**WHAT YOU WILL DO**
Give back the whole listing exactly as it is written.

**DATA FOR THIS EXERCISE**
++++

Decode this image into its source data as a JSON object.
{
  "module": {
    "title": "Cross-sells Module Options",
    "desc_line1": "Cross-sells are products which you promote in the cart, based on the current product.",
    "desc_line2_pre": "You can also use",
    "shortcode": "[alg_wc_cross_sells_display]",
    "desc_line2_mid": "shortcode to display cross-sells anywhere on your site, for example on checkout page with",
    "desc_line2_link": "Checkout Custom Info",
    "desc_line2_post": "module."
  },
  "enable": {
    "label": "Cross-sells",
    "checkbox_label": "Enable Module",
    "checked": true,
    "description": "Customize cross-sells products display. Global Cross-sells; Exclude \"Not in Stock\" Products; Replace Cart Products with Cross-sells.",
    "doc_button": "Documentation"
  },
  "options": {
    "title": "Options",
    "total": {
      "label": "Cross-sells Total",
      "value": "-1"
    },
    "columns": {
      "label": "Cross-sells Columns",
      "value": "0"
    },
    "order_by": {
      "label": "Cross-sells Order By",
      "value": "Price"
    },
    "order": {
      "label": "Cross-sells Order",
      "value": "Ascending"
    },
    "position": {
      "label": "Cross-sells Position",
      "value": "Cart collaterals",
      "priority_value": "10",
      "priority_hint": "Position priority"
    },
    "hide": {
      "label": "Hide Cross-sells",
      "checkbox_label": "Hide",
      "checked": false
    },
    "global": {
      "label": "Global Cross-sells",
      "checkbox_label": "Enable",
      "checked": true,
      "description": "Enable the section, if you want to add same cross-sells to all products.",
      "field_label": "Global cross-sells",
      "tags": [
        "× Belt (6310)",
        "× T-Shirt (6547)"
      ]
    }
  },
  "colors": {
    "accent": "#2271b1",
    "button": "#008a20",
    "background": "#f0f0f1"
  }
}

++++

**ANSWER AREA**
Decode this image into its source data as a JSON object.
{
  "module": {
    "title": "Cross-sells Module Options",
    "desc_line1": "Cross-sells are products which you promote in the cart, based on the current product.",
    "desc_line2_pre": "You can also use",
    "shortcode": "[alg_wc_cross_sells_display]",
    "desc_line2_mid": "shortcode to display cross-sells anywhere on your site, for example on checkout page with",
    "desc_line2_link": "Checkout Custom Info",
    "desc_line2_post": "module."
  },
  "enable": {
    "label": "Cross-sells",
    "checkbox_label": "Enable Module",
    "checked": true,
    "description": "Customize cross-sells products display. Global Cross-sells; Exclude \"Not in Stock\" Products; Replace Cart Products with Cross-sells.",
    "doc_button": "Documentation"
  },
  "options": {
    "title": "Options",
    "total": {
      "label": "Cross-sells Total",
      "value": "-1"
    },
    "columns": {
      "label": "Cross-sells Columns",
      "value": "0"
    },
    "order_by": {
      "label": "Cross-sells Order By",
      "value": "Price"
    },
    "order": {
      "label": "Cross-sells Order",
      "value": "Ascending"
    },
    "position": {
      "label": "Cross-sells Position",
      "value": "Cart collaterals",
      "priority_value": "10",
      "priority_hint": "Position priority"
    },
    "hide": {
      "label": "Hide Cross-sells",
      "checkbox_label": "Hide",
      "checked": false
    },
    "global": {
      "label": "Global Cross-sells",
      "checkbox_label": "Enable",
      "checked": true,
      "description": "Enable the section, if you want to add same cross-sells to all products.",
      "field_label": "Global cross-sells",
      "tags": [
        "× Belt (6310)",
        "× T-Shirt (6547)"
      ]
    }
  },
  "colors": {
    "accent": "#2271b1",
    "button": "#008a20",
    "background": "#f0f0f1"
  }
}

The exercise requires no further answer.